THERE are far too many former racehorses found abandoned and in dire physical condition when they have retired and owners neglect to look after them or find them a suitable home.
At Green Street Bloodstock, our runners are our heroes on and off the track, no matter how they perform. Whether they serve us with distinction or whether they don’t make the grade, they deserve the same respect and aftercare.
We have launched “After GSB” an initiative that ensures that our runners are monitored and cared for when they retire from racing.
“We will be rehoming our horses coming off the track to ensure a happy retirement or perhaps a second career. We hear lip service paid to this important part of the racing industry and we’d like to set an example of actually doing something to ensure that our retired runners get the dignity they deserve when they no longer compete on the track,” said GSB Director Justin Vermaak.
The first two GSB runners retired from racing recently were Miss Nightingale, who was also our very first winner back on 22 February 2015, and Promising Prospect.
Miss Nightingale (photo top of page), who will always hold a special place in our hearts, won two races and placed four times to earn R145,000 for the first GSB Syndicate comprising of Vermaak, Anthony Destombes, Ravi Padayachee and Kyle Johnston. “Miss Nightingale is showjumping in Johannesburg, looking beautiful as you will see from her photo,” Vermaak noted.
“Promising Prospect ran one place for us in five starts, but she lacked the ability to win a race and all other factors aside, we don’t want owners to pay training fees when there is not a fair chance of recovering their investments. We found a home for Promising Prospect, she is doing dressage with a prominent owner in Port Elizabeth and thoroughly enjoying herself.”

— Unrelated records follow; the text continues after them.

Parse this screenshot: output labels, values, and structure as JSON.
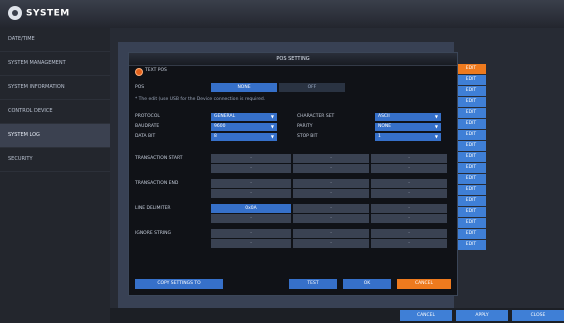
{
  "app": {
    "title": "SYSTEM"
  },
  "sidebar": {
    "items": [
      {
        "label": "DATE/TIME"
      },
      {
        "label": "SYSTEM MANAGEMENT"
      },
      {
        "label": "SYSTEM INFORMATION"
      },
      {
        "label": "CONTROL DEVICE"
      },
      {
        "label": "SYSTEM LOG"
      },
      {
        "label": "SECURITY"
      }
    ]
  },
  "edit_buttons": {
    "label": "EDIT"
  },
  "dialog": {
    "title": "POS SETTING",
    "text_pos_label": "TEXT POS",
    "pos_label": "POS",
    "pos_options": [
      "NONE",
      "OFF"
    ],
    "hint": "* The edit (use USB for the Device connection is required.",
    "fields": {
      "protocol": {
        "label": "PROTOCOL",
        "value": "GENERAL"
      },
      "baudrate": {
        "label": "BAUDRATE",
        "value": "9600"
      },
      "data_bit": {
        "label": "DATA BIT",
        "value": "8"
      },
      "character_set": {
        "label": "CHARACTER SET",
        "value": "ASCII"
      },
      "parity": {
        "label": "PARITY",
        "value": "NONE"
      },
      "stop_bit": {
        "label": "STOP BIT",
        "value": "1"
      }
    },
    "grid_labels": {
      "trans_start": "TRANSACTION START",
      "trans_end": "TRANSACTION END",
      "line_delimiter": "LINE DELIMITER",
      "ignore_string": "IGNORE STRING"
    },
    "grid_placeholder": "-",
    "line_delimiter_value": "0x0A",
    "buttons": {
      "copy": "COPY SETTINGS TO",
      "test": "TEST",
      "ok": "OK",
      "cancel": "CANCEL"
    }
  },
  "footer": {
    "cancel": "CANCEL",
    "apply": "APPLY",
    "close": "CLOSE"
  }
}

The most recent filly to be retired was Castor Cat (December 2016) – read about it here.